The White Stuff
The most overlooked film in Krzysztof Kieslowski’s Three Colors trilogy is actually the best.
Despite the comfort Karmitz offered, Kieslowski never felt at home outside his homeland. “I can’t imagine life without Poland,” he said in 1991. “I find it very hard to find a place for myself in the West.” That interview took place in Paris, while Kieslowski and his writing partner Krzysztof Piesiewicz were writing the “Three Colors” screenplays—in Polish. (Kieslowski never learned French.) His closest relationships during “Three Colors” were not with his French and Swiss actors, but with compatriots: Piesiewicz, composer Zbigniew Preisner, and his three Polish cinematographers, all of whom were more directly involved throughout the filmmaking process than is customary on Western film sets.
In White, Karol, penniless and heartsick, smuggles himself back to Warsaw in his own suitcase. When he returns to his old hair salon, he marvels at the new neon sign above the door. “This is Europe now, my friend,” his brother replies. Indeed, White serves as an introduction to the new Eastern bloc; when the film was made, only four years had passed since the ouster of Poland’s Communist government, and the country was lobbying to join the fledgling EU.*
The Poland to which Karol returns is rapaciously capitalist. “This impatience to get rich now,” Kieslowski explains about Warsaw in an interview on the Criterion discs, “the air buzzes with it.” Twice in the film, a character explains that “these days you can buy anything”—once in reference to a gun and once in reference to a corpse. Karol, working security for a penny-ante macher, overhears that IKEA plans a warehouse in a rural district outside the city. He double-crosses his boss, buying up farms in the region for quick resale. Per the trilogy's French-flag-related themes of liberté, égalité, fraternité, White explores equality—but a certain kind of equality, as Kieslowski pointed out. "I don't think anybody really wants to be equal," he said in an interview reprinted in the Criterion set's booklet. "Everybody wants to be more equal."
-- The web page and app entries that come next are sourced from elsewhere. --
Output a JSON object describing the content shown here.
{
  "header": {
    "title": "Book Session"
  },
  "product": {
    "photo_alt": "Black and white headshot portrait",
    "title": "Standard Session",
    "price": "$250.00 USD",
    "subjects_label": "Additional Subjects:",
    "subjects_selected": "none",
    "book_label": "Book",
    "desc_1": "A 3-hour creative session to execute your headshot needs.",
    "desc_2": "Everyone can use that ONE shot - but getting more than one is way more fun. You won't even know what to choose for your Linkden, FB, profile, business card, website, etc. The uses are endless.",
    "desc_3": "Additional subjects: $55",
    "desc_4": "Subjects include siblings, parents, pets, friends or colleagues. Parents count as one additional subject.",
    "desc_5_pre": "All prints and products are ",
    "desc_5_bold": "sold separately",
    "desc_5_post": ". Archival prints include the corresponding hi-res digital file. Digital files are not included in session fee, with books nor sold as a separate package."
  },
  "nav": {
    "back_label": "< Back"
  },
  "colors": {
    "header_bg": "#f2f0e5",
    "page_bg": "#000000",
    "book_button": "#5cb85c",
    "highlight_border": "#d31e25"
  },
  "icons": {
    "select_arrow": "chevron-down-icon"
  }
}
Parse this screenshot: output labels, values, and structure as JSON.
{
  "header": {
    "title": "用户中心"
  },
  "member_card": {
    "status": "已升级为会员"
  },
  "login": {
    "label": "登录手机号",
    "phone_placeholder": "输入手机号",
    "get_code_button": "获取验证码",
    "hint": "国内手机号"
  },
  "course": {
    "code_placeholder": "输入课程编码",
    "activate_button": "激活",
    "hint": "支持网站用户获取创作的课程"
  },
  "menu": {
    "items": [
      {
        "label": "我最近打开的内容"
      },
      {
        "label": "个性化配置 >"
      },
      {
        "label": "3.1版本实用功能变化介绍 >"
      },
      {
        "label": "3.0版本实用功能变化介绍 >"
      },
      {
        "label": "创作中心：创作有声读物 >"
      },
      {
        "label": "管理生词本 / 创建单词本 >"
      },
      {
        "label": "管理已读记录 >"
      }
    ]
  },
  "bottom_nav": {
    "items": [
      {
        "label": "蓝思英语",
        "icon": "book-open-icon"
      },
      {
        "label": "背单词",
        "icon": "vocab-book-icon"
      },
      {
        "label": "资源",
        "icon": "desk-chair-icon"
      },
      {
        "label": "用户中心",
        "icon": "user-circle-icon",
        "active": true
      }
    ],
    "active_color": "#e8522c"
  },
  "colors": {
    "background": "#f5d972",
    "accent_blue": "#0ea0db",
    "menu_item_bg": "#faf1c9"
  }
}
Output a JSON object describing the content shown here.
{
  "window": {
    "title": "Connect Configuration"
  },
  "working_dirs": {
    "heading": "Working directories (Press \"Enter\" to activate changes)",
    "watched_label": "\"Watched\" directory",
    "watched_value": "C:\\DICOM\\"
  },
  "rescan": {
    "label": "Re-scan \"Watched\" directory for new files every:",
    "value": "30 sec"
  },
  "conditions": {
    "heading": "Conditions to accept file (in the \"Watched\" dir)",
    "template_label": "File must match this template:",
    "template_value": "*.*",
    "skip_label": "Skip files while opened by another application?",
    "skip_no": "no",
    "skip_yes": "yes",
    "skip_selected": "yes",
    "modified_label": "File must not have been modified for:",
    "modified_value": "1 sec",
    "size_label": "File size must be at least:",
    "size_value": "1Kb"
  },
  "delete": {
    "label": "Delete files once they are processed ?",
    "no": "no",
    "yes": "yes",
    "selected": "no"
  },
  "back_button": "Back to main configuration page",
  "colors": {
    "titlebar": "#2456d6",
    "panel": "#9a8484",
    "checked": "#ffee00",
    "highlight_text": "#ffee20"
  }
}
Soon, newly wealthy and the head of his own import-export firm, Karol’s plotting to get his ex-wife to return to Poland. I won’t give away the results of Karol’s scheme, which are wonderfully unexpected. But they demonstrate that, planted in Polish soil, Karol little resembles the wilting flower into which France transformed him. It’s a reminder that even in a united Europe, for some—like Kieslowski—the differences between nations are still stark and intractable. The current struggles of the EU to manage the economic collapses in Greece and other countries make White’s barbed comedy feel particularly timely; while it remains to be seen whether the EU can endure, it’s clear that one of the chief threats to the union is its citizens’ refusal to give up that which they view as their national birthright. (Poland’s remains one of Europe’s more robust economies—perhaps because that mercenary entrepreneurial spirit remains, or perhaps because the nation has thus far stubbornly resisted switching from the zloty to the euro.)
What’s the legacy of these three films? Many other filmmakers have adopted Red’s infatuation with coincidence and predestination; you can see Kieslowski’s DNA in directors like Alejandro González Iñárritu and Paul Thomas Anderson, Tom Tykwer (Run Lola Run) and Quentin Tarantino. (Tarantino loved Kieslowski’s The Double Life of Veronique and wrote the role of Bruce Willis’s wife in Pulp Fiction for Irène Jacob; she turned him down because she’d already been cast in Red. The next year, much to Tarantino’s surprise, Pulp upset Red for the Palme d’Or.) The Paris of Jean-Pierre Jeunet’s Amélie, with its missed connections and clockwork fate, seems like Red’s Geneva with the whimsy pushed up to 11.
But White, not Red, looks now like Kieslowski’s finest film, and unfortunately, few contemporary directors explore modern Europe as humanely and engagingly. The Dardennes (The Son) do; so does Aki Kaurismäki in his new film, Le Havre. White is funny without being cruel, romantic without lapsing into sentiment, wise without didacticism. Unlike the other two films in the trilogy, it’s more interested in raising questions than in answering them. In a documentary (also included in the Criterion collection) filmed a year before Kieslowski’s death, the interviewer asked how the new Europe might go about solving its many crises. “If I knew the answer,” the director grumbled, “I wouldn’t be sitting by some stupid fireplace, but in a president’s chair.” He shrugged. “But I don’t know. Knowing isn’t my profession. Not knowing is.”
Correction, Nov. 17, 2011: This article originally stated that Poland had just joined the EU. (Return to corrected sentence.)
Dan Kois is a senior editor at Slate and a contributing writer to the New York Times Magazine.